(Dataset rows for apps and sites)

--- START ---

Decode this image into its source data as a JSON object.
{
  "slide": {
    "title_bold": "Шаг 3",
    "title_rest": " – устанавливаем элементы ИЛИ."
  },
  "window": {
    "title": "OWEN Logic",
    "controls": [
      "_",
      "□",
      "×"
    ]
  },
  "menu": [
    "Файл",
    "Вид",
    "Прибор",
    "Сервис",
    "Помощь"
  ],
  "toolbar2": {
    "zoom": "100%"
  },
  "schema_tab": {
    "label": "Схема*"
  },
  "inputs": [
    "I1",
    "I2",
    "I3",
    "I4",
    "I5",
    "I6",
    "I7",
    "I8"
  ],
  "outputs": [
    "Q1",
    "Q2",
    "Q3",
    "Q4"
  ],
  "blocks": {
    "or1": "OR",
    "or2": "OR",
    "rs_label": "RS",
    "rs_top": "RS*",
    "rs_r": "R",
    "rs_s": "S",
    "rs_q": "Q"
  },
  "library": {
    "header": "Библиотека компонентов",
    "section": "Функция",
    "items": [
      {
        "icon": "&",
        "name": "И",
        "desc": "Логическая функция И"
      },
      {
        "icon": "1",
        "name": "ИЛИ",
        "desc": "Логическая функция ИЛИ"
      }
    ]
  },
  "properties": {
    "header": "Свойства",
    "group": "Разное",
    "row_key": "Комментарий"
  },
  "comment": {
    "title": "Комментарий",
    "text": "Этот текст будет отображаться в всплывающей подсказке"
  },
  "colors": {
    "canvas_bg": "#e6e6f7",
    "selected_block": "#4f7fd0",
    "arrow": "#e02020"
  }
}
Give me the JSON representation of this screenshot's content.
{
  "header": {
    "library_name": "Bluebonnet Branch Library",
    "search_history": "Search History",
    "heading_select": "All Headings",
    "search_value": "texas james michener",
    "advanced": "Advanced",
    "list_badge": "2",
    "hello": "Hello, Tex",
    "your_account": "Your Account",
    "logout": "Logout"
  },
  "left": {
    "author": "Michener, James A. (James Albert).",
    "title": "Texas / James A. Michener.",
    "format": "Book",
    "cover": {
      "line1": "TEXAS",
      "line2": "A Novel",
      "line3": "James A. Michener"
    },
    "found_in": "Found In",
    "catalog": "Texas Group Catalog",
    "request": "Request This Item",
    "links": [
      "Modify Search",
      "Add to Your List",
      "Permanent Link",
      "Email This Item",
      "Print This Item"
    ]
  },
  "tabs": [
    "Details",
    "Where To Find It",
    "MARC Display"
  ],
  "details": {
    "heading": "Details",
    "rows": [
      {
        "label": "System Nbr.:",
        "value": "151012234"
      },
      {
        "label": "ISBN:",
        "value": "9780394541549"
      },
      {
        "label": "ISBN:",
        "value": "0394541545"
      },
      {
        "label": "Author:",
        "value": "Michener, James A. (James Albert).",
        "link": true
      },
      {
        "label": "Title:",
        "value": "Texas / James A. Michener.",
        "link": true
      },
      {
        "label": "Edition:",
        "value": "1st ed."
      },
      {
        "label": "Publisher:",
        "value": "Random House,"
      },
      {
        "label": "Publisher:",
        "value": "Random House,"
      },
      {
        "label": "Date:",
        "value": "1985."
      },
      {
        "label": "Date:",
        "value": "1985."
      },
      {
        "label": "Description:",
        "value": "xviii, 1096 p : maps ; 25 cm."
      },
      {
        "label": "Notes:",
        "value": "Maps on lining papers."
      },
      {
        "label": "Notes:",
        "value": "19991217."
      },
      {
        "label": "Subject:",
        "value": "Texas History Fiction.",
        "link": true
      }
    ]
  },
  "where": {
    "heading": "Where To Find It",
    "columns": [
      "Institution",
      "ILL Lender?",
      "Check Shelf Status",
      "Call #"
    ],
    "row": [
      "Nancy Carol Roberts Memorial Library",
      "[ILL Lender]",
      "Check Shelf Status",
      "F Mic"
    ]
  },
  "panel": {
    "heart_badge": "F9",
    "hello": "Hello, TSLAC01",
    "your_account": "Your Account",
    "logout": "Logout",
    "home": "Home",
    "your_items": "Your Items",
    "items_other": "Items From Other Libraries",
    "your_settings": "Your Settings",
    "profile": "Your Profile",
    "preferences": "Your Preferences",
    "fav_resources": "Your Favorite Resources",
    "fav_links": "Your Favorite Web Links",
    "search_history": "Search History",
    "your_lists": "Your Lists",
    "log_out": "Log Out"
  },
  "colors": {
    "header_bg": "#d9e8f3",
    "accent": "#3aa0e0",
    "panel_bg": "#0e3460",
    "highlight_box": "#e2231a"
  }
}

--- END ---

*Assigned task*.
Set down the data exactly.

*Exercise output*.
Decode this image into its source data as a JSON object.
{
  "slide": {
    "title_bold": "Шаг 3",
    "title_rest": " – устанавливаем элементы ИЛИ."
  },
  "window": {
    "title": "OWEN Logic",
    "controls": [
      "_",
      "□",
      "×"
    ]
  },
  "menu": [
    "Файл",
    "Вид",
    "Прибор",
    "Сервис",
    "Помощь"
  ],
  "toolbar2": {
    "zoom": "100%"
  },
  "schema_tab": {
    "label": "Схема*"
  },
  "inputs": [
    "I1",
    "I2",
    "I3",
    "I4",
    "I5",
    "I6",
    "I7",
    "I8"
  ],
  "outputs": [
    "Q1",
    "Q2",
    "Q3",
    "Q4"
  ],
  "blocks": {
    "or1": "OR",
    "or2": "OR",
    "rs_label": "RS",
    "rs_top": "RS*",
    "rs_r": "R",
    "rs_s": "S",
    "rs_q": "Q"
  },
  "library": {
    "header": "Библиотека компонентов",
    "section": "Функция",
    "items": [
      {
        "icon": "&",
        "name": "И",
        "desc": "Логическая функция И"
      },
      {
        "icon": "1",
        "name": "ИЛИ",
        "desc": "Логическая функция ИЛИ"
      }
    ]
  },
  "properties": {
    "header": "Свойства",
    "group": "Разное",
    "row_key": "Комментарий"
  },
  "comment": {
    "title": "Комментарий",
    "text": "Этот текст будет отображаться в всплывающей подсказке"
  },
  "colors": {
    "canvas_bg": "#e6e6f7",
    "selected_block": "#4f7fd0",
    "arrow": "#e02020"
  }
}
Give me the JSON representation of this screenshot's content.
{
  "header": {
    "library_name": "Bluebonnet Branch Library",
    "search_history": "Search History",
    "heading_select": "All Headings",
    "search_value": "texas james michener",
    "advanced": "Advanced",
    "list_badge": "2",
    "hello": "Hello, Tex",
    "your_account": "Your Account",
    "logout": "Logout"
  },
  "left": {
    "author": "Michener, James A. (James Albert).",
    "title": "Texas / James A. Michener.",
    "format": "Book",
    "cover": {
      "line1": "TEXAS",
      "line2": "A Novel",
      "line3": "James A. Michener"
    },
    "found_in": "Found In",
    "catalog": "Texas Group Catalog",
    "request": "Request This Item",
    "links": [
      "Modify Search",
      "Add to Your List",
      "Permanent Link",
      "Email This Item",
      "Print This Item"
    ]
  },
  "tabs": [
    "Details",
    "Where To Find It",
    "MARC Display"
  ],
  "details": {
    "heading": "Details",
    "rows": [
      {
        "label": "System Nbr.:",
        "value": "151012234"
      },
      {
        "label": "ISBN:",
        "value": "9780394541549"
      },
      {
        "label": "ISBN:",
        "value": "0394541545"
      },
      {
        "label": "Author:",
        "value": "Michener, James A. (James Albert).",
        "link": true
      },
      {
        "label": "Title:",
        "value": "Texas / James A. Michener.",
        "link": true
      },
      {
        "label": "Edition:",
        "value": "1st ed."
      },
      {
        "label": "Publisher:",
        "value": "Random House,"
      },
      {
        "label": "Publisher:",
        "value": "Random House,"
      },
      {
        "label": "Date:",
        "value": "1985."
      },
      {
        "label": "Date:",
        "value": "1985."
      },
      {
        "label": "Description:",
        "value": "xviii, 1096 p : maps ; 25 cm."
      },
      {
        "label": "Notes:",
        "value": "Maps on lining papers."
      },
      {
        "label": "Notes:",
        "value": "19991217."
      },
      {
        "label": "Subject:",
        "value": "Texas History Fiction.",
        "link": true
      }
    ]
  },
  "where": {
    "heading": "Where To Find It",
    "columns": [
      "Institution",
      "ILL Lender?",
      "Check Shelf Status",
      "Call #"
    ],
    "row": [
      "Nancy Carol Roberts Memorial Library",
      "[ILL Lender]",
      "Check Shelf Status",
      "F Mic"
    ]
  },
  "panel": {
    "heart_badge": "F9",
    "hello": "Hello, TSLAC01",
    "your_account": "Your Account",
    "logout": "Logout",
    "home": "Home",
    "your_items": "Your Items",
    "items_other": "Items From Other Libraries",
    "your_settings": "Your Settings",
    "profile": "Your Profile",
    "preferences": "Your Preferences",
    "fav_resources": "Your Favorite Resources",
    "fav_links": "Your Favorite Web Links",
    "search_history": "Search History",
    "your_lists": "Your Lists",
    "log_out": "Log Out"
  },
  "colors": {
    "header_bg": "#d9e8f3",
    "accent": "#3aa0e0",
    "panel_bg": "#0e3460",
    "highlight_box": "#e2231a"
  }
}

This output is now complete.